Law fairs are also a good opportunity to find out what each firm is looking for in particular from their applicants. All firms want strong academics but there are often specific qualities that are especially important to particular firms. Ask them what makes candidates really stand out for them and make a note of what they say. In fact, on the subject of writing things down, make sure you take a notebook with you. Although frantically writing everything down verbatim makes it difficult to carry on an engaged conversation and makes you seem distracted, it’s a good idea to take a moment after leaving each stall to jot down the key things you've taken away with you. Then you can refer back to your notes later on when you're completing application forms and use what you learnt at the law fair to your advantage.
Law fairs are a great start but at the end of the day they are just that – a start. If you want to give yourself the best possible chance at a training contract then make an effort to stay in touch with the firms you’re interested in.
Some firms will invite you to open days/evenings at the law fair itself. If they do, take advantage of it and sign yourself up there and then. Make every effort to go (most universities will understand if you have to take a day out of lectures to go to an open day) and if it turns out you can’t go, make sure you let the firm know as far in advance as you can. Apart from the fact that simply failing to turn up is rude and comes across pretty badly, calling up and saying how sorry you are that you can’t go gives you a chance to show how keen you are on the firm.
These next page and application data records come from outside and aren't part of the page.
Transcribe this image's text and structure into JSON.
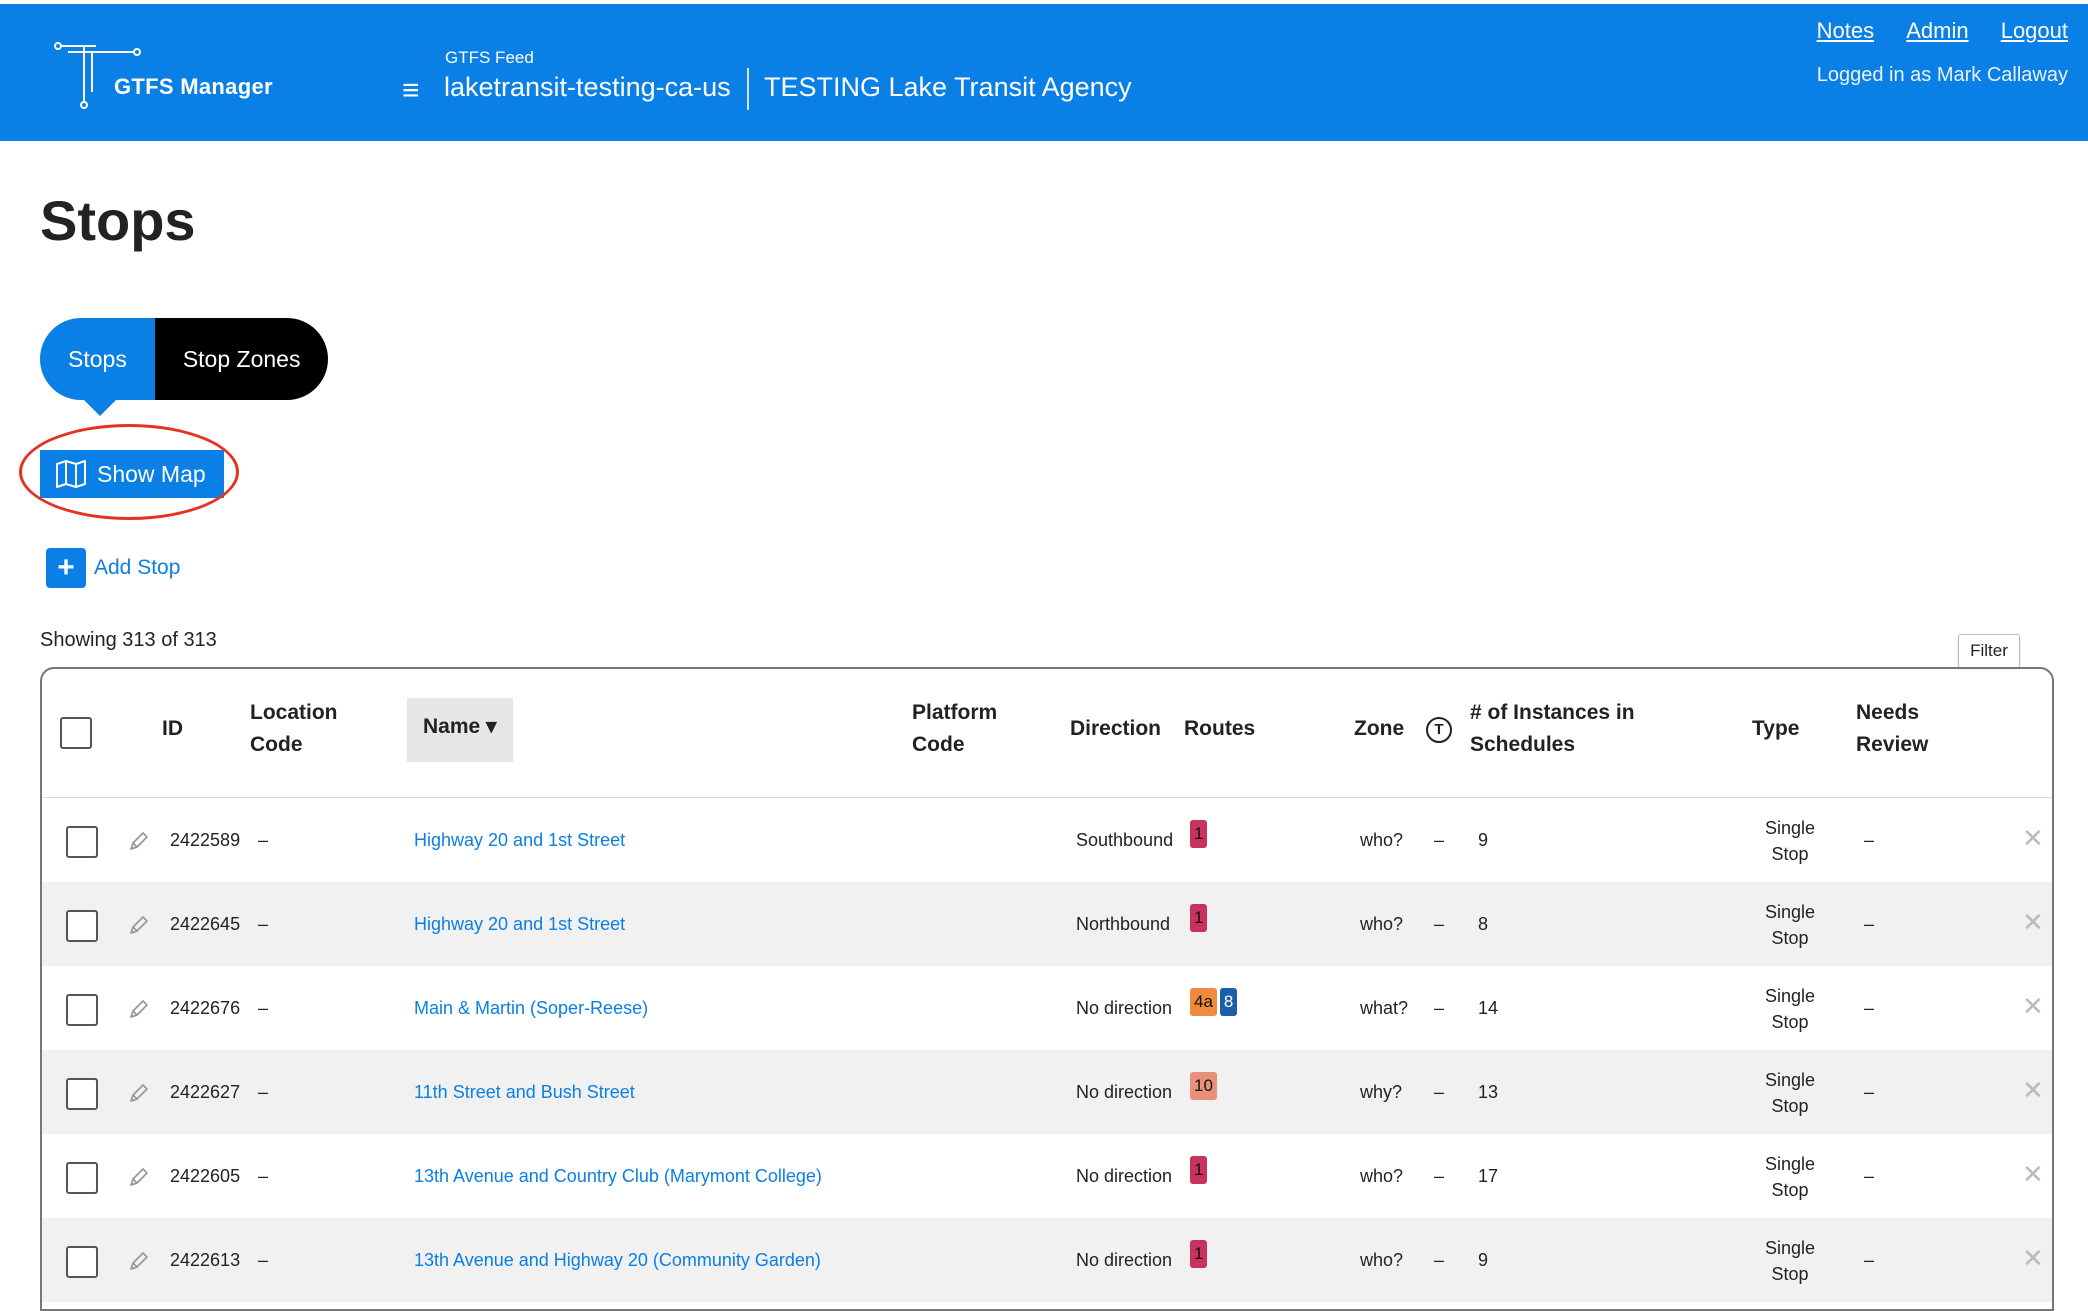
{
  "header": {
    "brand": "GTFS Manager",
    "feed_label": "GTFS Feed",
    "feed_name": "laketransit-testing-ca-us",
    "agency_name": "TESTING Lake Transit Agency",
    "links": {
      "notes": "Notes",
      "admin": "Admin",
      "logout": "Logout"
    },
    "logged_in": "Logged in as Mark Callaway",
    "menu_icon": "≡"
  },
  "page_title": "Stops",
  "tabs": {
    "stops": "Stops",
    "stop_zones": "Stop Zones"
  },
  "show_map_label": "Show Map",
  "add_stop_label": "Add Stop",
  "showing_text": "Showing 313 of 313",
  "filter_label": "Filter",
  "columns": {
    "id": "ID",
    "location_code": [
      "Location",
      "Code"
    ],
    "name": "Name ▾",
    "platform_code": [
      "Platform",
      "Code"
    ],
    "direction": "Direction",
    "routes": "Routes",
    "zone": "Zone",
    "transit_icon": "T",
    "instances": [
      "# of Instances in",
      "Schedules"
    ],
    "type": "Type",
    "needs_review": [
      "Needs",
      "Review"
    ]
  },
  "route_colors": {
    "1": "#c8325c",
    "4a": "#f08a3c",
    "8": "#1b5fa8",
    "10": "#e7907a"
  },
  "rows": [
    {
      "id": "2422589",
      "loc": "–",
      "name": "Highway 20 and 1st Street",
      "direction": "Southbound",
      "routes": [
        "1"
      ],
      "zone": "who?",
      "transit": "–",
      "instances": "9",
      "type": [
        "Single",
        "Stop"
      ],
      "review": "–",
      "delete_icon": "✕"
    },
    {
      "id": "2422645",
      "loc": "–",
      "name": "Highway 20 and 1st Street",
      "direction": "Northbound",
      "routes": [
        "1"
      ],
      "zone": "who?",
      "transit": "–",
      "instances": "8",
      "type": [
        "Single",
        "Stop"
      ],
      "review": "–",
      "delete_icon": "✕"
    },
    {
      "id": "2422676",
      "loc": "–",
      "name": "Main & Martin (Soper-Reese)",
      "direction": "No direction",
      "routes": [
        "4a",
        "8"
      ],
      "zone": "what?",
      "transit": "–",
      "instances": "14",
      "type": [
        "Single",
        "Stop"
      ],
      "review": "–",
      "delete_icon": "✕"
    },
    {
      "id": "2422627",
      "loc": "–",
      "name": "11th Street and Bush Street",
      "direction": "No direction",
      "routes": [
        "10"
      ],
      "zone": "why?",
      "transit": "–",
      "instances": "13",
      "type": [
        "Single",
        "Stop"
      ],
      "review": "–",
      "delete_icon": "✕"
    },
    {
      "id": "2422605",
      "loc": "–",
      "name": "13th Avenue and Country Club (Marymont College)",
      "direction": "No direction",
      "routes": [
        "1"
      ],
      "zone": "who?",
      "transit": "–",
      "instances": "17",
      "type": [
        "Single",
        "Stop"
      ],
      "review": "–",
      "delete_icon": "✕"
    },
    {
      "id": "2422613",
      "loc": "–",
      "name": "13th Avenue and Highway 20 (Community Garden)",
      "direction": "No direction",
      "routes": [
        "1"
      ],
      "zone": "who?",
      "transit": "–",
      "instances": "9",
      "type": [
        "Single",
        "Stop"
      ],
      "review": "–",
      "delete_icon": "✕"
    }
  ],
  "annotation_color": "#e53323"
}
Ask if there are any more events coming up that you could attend – even if there aren’t, at least you’ve shown an interest and you can guarantee that when it comes to application forms, your name will stand out as that one who was eager enough to call up and ask.
If there’s no mention of an open day at the law fair, drop HR an email after a week or so, mention that you spoke to X, Y and Z at the law fair and are really eager to learn more about the firm so would love to be kept in the loop about upcoming recruitment events. At the very least, mention on your application form that you spoke to the representatives at the law fair – it will show you were interested from an early stage and it's a really good way to back up your reasons why you want to work at the firm.
So there you go: law fairs done right really can be the best way to get your foot in the door and give you an extra advantage over other candidates. Make the most of them and even if you're a first year, don't be put off by the fact that you can't apply for vacation schemes and training contracts yet. The information you gain from talking to the recruiters will be extremely valuable over the next couple of years and showing early on that you're taking steps in the right direction makes a great impression. You'll leave with a much better insight into the firm, some good ideas on how to put together a stand-out application and, of course, a lifetime's worth of free highlighters. I'd say that makes for a pretty successful afternoon.
(Emma joined us for her training contract in September 2013 having studied Law at Nottingham University and the LPC at the University of Law in Bristol.)